Support your local bookstore

I have, to put it mildly, little experience being interviewed. So when the St. Cloud Times chose to feature me and the new book in last week’s Sunday paper, I did not anticipate many of the questions the Times reporter posed to me. One of them was, “Where can people get your book?” I said the first thing that came to mind, naming the two most popular internet booksellers and also the publisher’s website.

Someone pointed out to me after the article was printed that, since this was for a local paper, it would have been helpful to local bookstores — whose very existence is so threatened by those online sites — if I had mentioned them at that point. It was a good point, I admitted. I screwed up.

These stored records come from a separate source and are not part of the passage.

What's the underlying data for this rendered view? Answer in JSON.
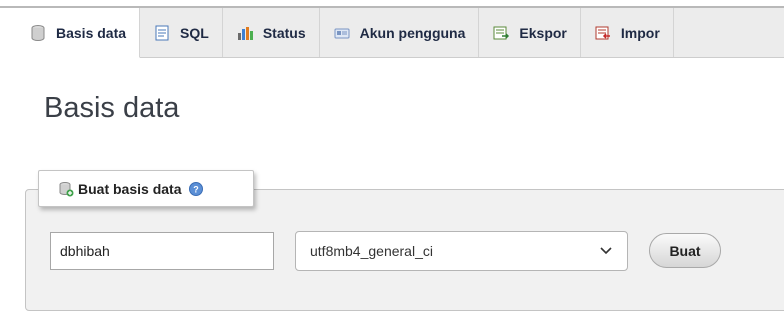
{
  "tabs": [
    {
      "label": "Basis data",
      "icon": "database-icon",
      "active": true
    },
    {
      "label": "SQL",
      "icon": "sql-icon",
      "active": false
    },
    {
      "label": "Status",
      "icon": "status-icon",
      "active": false
    },
    {
      "label": "Akun pengguna",
      "icon": "user-accounts-icon",
      "active": false
    },
    {
      "label": "Ekspor",
      "icon": "export-icon",
      "active": false
    },
    {
      "label": "Impor",
      "icon": "import-icon",
      "active": false
    }
  ],
  "page": {
    "title": "Basis data"
  },
  "create_db": {
    "legend": "Buat basis data",
    "name_value": "dbhibah",
    "collation_selected": "utf8mb4_general_ci",
    "button_label": "Buat"
  }
}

So, for any local folks who might be visiting this blog, you may find it helpful to know that Faith Meets World is now available for purchase from:

The Saint John’s University Bookstore (in Collegeville)

The College of Saint Benedict Bookstore (in St. Joseph)

St. Patrick’s Guild (in St. Paul)

Archangel Books (in St. Cloud)

The St. Cloud Bookshop (in St. Cloud)

(To each of those great stores: Thank you!)

And if you’re not in Stearns or Hennepin Counties, it sure would mean a lot to your own local economy — when you’re in the market for my book or any book — if you’d stop by your local bookstore to pick it up, give them a call, or click on their own internet site to make the purchase. One great site to be aware of for buying from independent bookstores is Check it out.

(By the way, speaking of new media and old: From the reaction I received from the article, you wouldn’t know that newspapers have fallen on hard times. All sorts of people were mentioning the article to me and my family – folks at work and at church, my kids’ teachers at school, even the lady at the gas station where I pump my gas, whose name I don’t even know — and of those I asked, I found that most had seen the print edition rather than the one online.)


Romero’s cause: time to get things moving

This is promising and not at all surprising. Catholic News Service’s Cindy Wooden is reporting today some interesting comments made by the official promoter of the sainthood cause of the late Archbishop Oscar Romero.  Archbishop Vincenzo Paglia, having emerged just hours earlier from a meeting with Pope Francis, announced in a homily, “Today … the cause for the beatification of Archbishop Romero was unblocked.”

He didn’t elaborate further and neither did his office later in the day. So it’s unclear what the cause being “unblocked” refers to or how it was “blocked” prior to now.

Last year, on the anniversary of Archbishop Romeo’s death, I linked to a Vatican Insider article that included this, on the occasion of Pope Benedict’s visit to Mexico and Cuba:

By coincidence, the last time that Pope Benedict XVI spoke of the unforgettable Salvadoran pastor was on his flight to Brazil in May 2007 for his first and – up to now – only apostolic visit to a Latin American country. This time, during the traditional high-altitude meeting with journalists, a French envoy enquired about the process of Romero’s beatification, whose diocesan phase concluded in 1996. The Pope replied with a brief apologia for the slain bishop, describing him as “a great witness of the faith” and recalling his “truly incredible” death before the altar. He made no reference to the category of martyrdom, but said very clearly that the person of Romero “is worthy of beatification.” Incredibly, those words which were spoken by the Pope before dozens of cameras and dictaphones, were removed from the official version of the interview published by Vatican media.

Five years since that astonishing textual edit,  the Roman phase of the beatification process has ground to a halt. Bishop Vincenzo Paglia of Terni is acting as postulator before the Congregation for the Causes of Saints. And at the Vatican dicastery, the position of the relator of the cause has been entrusted to the French Dominican Daniel Ols, who served the same function for the Blessed John Paul II. But the theologians and historians of the Congregation have not even begun to lay their hands on the material gathered during the diocesan phase.

Looks like Pope Francis shares Pope Benedict’s favorable impression of Romero, but has the will to see to it that the cause’s time of languishing come to an end. I interpret Paglia’s comments to mean that the Pope told Paglia that Romero’s cause has waited too long. It’s time to move things along.

Why canonize Romero? Because he offers a luminous modernday witness to the solidarity of God with people living in poverty and the vocation of the Church to share that solidarity, a solidarity that Romero himself shared unto death.